▸ Exercise:
I'd like the entries reproduced exactly, with the images omitted.

▸ Web page and app entries:
──────────

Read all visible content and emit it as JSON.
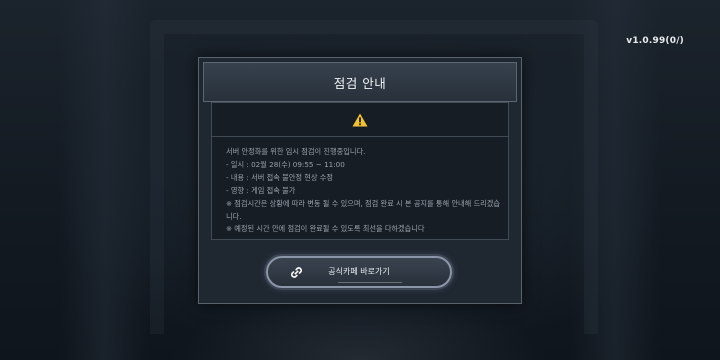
{
  "version": "v1.0.99(0/)",
  "popup": {
    "title": "점검 안내",
    "warning_icon": "warning-triangle-icon",
    "warning_color": "#f2c230",
    "lines": [
      "서버 안정화를 위한 임시 점검이 진행중입니다.",
      "- 일시 : 02월 28(수) 09:55 ~ 11:00",
      "- 내용 : 서버 접속 불안정 현상 수정",
      "- 영향 : 게임 접속 불가",
      "※ 점검시간은 상황에 따라 변동 될 수 있으며, 점검 완료 시 본 공지를 통해 안내해 드리겠습니다.",
      "※ 예정된 시간 안에 점검이 완료될 수 있도록 최선을 다하겠습니다"
    ]
  },
  "cafe_button": {
    "label": "공식카페 바로가기",
    "icon": "link-icon"
  }
}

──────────

▸ Answer section:
Read all visible content and emit it as JSON.
{
  "version": "v1.0.99(0/)",
  "popup": {
    "title": "점검 안내",
    "warning_icon": "warning-triangle-icon",
    "warning_color": "#f2c230",
    "lines": [
      "서버 안정화를 위한 임시 점검이 진행중입니다.",
      "- 일시 : 02월 28(수) 09:55 ~ 11:00",
      "- 내용 : 서버 접속 불안정 현상 수정",
      "- 영향 : 게임 접속 불가",
      "※ 점검시간은 상황에 따라 변동 될 수 있으며, 점검 완료 시 본 공지를 통해 안내해 드리겠습니다.",
      "※ 예정된 시간 안에 점검이 완료될 수 있도록 최선을 다하겠습니다"
    ]
  },
  "cafe_button": {
    "label": "공식카페 바로가기",
    "icon": "link-icon"
  }
}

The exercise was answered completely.